Arlington National Cemetery is adding 26,000 graves to the roughly 215,000 already in place on the sweeping lawns across the Potomac River from the nation's capital. An additional 77,000 remains are in columbariums, tombs for urns with cremated remains.
Assem Jihad told Dow Jones Newswires that there had been 300 acts of sabotage against Iraqi oil installations between June 2003 when Iraq resumed exports and May 31. He said 70 acts of sabotage took place in the first five months of 2005.
Iraqi Police Service officers said that ammunition, weapons and vehicles earmarked for the IPS are being taken by shock troops at the forefront of Iraq's new dirty counter-insurgency war.
The allegations follow a wide-ranging investigation by this paper into serious human rights abuses being conducted by anti-insurgency forces in Iraq.
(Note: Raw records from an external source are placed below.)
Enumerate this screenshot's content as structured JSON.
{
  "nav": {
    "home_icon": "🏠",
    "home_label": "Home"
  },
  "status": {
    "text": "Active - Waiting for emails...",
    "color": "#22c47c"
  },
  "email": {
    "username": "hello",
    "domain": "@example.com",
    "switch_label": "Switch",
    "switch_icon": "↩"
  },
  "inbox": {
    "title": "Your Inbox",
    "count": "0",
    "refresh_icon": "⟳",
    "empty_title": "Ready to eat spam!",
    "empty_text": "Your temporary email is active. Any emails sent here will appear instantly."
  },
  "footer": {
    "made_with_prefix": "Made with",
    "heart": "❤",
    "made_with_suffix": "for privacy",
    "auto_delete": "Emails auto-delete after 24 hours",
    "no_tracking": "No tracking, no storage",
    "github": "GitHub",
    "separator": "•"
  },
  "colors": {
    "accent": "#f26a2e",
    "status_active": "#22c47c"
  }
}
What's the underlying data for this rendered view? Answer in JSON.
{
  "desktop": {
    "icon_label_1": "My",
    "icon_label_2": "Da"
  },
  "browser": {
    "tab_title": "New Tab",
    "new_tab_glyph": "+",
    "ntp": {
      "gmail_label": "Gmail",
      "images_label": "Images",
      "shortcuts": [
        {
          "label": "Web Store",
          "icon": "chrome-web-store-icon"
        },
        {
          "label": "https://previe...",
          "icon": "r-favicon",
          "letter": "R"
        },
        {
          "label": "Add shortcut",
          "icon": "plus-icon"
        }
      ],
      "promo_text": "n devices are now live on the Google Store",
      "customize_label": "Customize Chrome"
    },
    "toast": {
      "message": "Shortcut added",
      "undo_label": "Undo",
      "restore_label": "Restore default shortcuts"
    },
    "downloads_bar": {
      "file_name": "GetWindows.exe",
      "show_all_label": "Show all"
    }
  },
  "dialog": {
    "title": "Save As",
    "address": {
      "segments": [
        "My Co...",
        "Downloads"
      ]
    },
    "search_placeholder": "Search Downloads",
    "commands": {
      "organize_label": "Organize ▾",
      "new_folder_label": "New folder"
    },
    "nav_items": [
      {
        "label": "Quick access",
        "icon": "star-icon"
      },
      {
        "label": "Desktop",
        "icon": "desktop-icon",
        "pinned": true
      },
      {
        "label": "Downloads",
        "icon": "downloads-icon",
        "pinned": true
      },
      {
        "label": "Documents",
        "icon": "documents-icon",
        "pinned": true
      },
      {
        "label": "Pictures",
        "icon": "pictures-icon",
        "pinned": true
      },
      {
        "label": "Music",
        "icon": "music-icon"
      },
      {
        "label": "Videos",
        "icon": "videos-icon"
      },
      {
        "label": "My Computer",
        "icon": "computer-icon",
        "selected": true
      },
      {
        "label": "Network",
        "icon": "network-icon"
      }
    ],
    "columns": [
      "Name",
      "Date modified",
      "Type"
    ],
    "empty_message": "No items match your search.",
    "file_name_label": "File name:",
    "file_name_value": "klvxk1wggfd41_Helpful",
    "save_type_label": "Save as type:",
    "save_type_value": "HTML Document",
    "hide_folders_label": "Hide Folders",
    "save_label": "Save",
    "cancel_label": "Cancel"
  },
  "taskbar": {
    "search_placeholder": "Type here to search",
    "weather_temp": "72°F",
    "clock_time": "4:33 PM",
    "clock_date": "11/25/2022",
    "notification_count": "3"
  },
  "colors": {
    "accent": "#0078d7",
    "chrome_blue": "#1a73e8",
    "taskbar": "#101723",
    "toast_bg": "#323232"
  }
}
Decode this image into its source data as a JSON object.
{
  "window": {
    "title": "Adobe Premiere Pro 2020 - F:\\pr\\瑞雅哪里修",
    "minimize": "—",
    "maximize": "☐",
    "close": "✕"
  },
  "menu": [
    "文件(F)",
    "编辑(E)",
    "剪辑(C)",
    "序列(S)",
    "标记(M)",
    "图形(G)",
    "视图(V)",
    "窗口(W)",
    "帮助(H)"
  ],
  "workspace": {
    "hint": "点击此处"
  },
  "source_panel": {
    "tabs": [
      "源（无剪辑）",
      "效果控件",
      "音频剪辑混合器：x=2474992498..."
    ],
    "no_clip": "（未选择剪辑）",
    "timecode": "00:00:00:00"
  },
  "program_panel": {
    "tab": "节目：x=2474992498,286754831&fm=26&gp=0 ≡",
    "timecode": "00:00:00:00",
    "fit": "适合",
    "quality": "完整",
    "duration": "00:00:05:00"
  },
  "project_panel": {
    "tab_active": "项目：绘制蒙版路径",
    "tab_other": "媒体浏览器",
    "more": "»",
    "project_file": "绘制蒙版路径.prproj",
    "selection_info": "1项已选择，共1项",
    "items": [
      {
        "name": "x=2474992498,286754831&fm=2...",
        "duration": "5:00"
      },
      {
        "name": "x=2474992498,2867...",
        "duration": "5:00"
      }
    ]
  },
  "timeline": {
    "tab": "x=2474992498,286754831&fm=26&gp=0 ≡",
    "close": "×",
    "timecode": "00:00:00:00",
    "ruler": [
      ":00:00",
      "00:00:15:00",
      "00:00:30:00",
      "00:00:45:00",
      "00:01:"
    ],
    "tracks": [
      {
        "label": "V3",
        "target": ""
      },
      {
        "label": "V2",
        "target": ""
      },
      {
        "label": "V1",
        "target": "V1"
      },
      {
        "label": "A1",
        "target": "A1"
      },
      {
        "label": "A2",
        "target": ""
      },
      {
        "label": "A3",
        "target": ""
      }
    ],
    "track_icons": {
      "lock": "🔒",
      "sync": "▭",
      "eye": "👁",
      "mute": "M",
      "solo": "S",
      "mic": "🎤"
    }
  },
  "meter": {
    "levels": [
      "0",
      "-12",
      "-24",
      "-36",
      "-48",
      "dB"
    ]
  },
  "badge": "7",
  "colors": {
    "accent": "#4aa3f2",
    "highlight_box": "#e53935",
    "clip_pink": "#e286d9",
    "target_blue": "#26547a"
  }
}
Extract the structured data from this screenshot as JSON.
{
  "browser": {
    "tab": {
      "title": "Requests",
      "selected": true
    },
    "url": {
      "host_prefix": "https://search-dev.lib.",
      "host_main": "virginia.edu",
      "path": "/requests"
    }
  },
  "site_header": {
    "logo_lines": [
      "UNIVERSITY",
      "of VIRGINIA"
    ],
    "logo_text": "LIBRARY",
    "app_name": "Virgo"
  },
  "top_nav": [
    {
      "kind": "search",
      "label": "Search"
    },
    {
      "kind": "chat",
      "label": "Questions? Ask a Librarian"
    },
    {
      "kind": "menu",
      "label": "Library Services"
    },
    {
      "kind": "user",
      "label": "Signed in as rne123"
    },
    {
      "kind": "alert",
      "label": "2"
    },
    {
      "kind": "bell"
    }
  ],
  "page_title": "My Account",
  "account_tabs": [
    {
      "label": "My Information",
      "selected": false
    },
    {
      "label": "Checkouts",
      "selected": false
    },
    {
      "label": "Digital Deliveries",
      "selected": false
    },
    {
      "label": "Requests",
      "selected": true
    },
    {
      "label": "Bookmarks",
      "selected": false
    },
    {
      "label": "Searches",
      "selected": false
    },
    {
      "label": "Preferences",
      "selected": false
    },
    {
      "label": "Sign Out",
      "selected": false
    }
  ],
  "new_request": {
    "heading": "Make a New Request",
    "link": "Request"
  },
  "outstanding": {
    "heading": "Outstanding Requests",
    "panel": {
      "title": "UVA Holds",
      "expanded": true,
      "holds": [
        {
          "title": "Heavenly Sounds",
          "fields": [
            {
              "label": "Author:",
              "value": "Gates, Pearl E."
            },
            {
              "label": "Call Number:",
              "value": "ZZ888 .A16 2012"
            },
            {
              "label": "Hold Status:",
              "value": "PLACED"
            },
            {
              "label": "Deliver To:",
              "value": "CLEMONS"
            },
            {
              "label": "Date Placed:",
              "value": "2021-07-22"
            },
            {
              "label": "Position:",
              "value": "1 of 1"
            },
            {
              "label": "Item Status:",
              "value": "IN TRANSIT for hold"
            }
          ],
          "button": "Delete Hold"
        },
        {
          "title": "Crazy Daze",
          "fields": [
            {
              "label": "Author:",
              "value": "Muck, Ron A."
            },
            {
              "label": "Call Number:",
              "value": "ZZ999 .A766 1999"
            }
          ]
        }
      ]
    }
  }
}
The Observer has seen photographic evidence of post-mortem and hospital examinations of alleged terror suspects from Baghdad and the Sunni Triangle which demonstrate serious abuse of suspects including burnings, strangulation, the breaking of limbs and - in one case - the apparent use of an electric drill to perform a knee-capping.
The investigation revealed:
· A 'ghost' network of secret detention centres across the country, inaccessible to human rights organisations, where torture is taking place.
· Compelling evidence of widespread use of violent interrogation methods including hanging by the arms, burnings, beatings, the use of electric shocks and sexual abuse.
· Claims that serious abuse has taken place within the walls of the Iraqi government's own Ministry of the Interior.
· Apparent co-operation between unofficial and official detention facilities, and evidence of extra-judicial executions by the police.
"Karl did nothing wrong. Karl didn't disclose Valerie Plame's identity to Mr. Cooper or anybody else," Luskin told the Post's Carol D. Leonnig. Luskin said the question remains unanswered: "Who outed this woman? ... It wasn't Karl."
...O'Donnell responded Sunday with a post at the Huffington Post web site: "Luskin claimed that the prosecutor 'asked us not to talk about what Karl has had to say.' This is highly unlikely. Prosecutors have absolutely no control over what witnesses say when they leave the grand jury room. Rove can tell us word-for-word what he said to the grand jury and would if he thought it would help him....
"If what I have reported is not true, if Karl Rove is not Matt Cooper’s source, Rove could prove that instantly by telling us what he told the grand jury. Nothing prevents him from doing that, except a good lawyer who is trying to keep him out of jail."
Frank McKenna wants the "Canadian diaspora'' to be armed with facts, to debate Americans, to lobby when Washington makes decisions that can hurt Canadians and to try to counter the "Fox factor," referring to the U.S. television network, which often spreads disinformation and feeds a negative perception of its neighbour to the north.
McKenna is enlisting Florida snowbirds, northern exiles in Arizona, Hollywood comedians and actors, investment bankers in New York and professors and students at universities across the United States.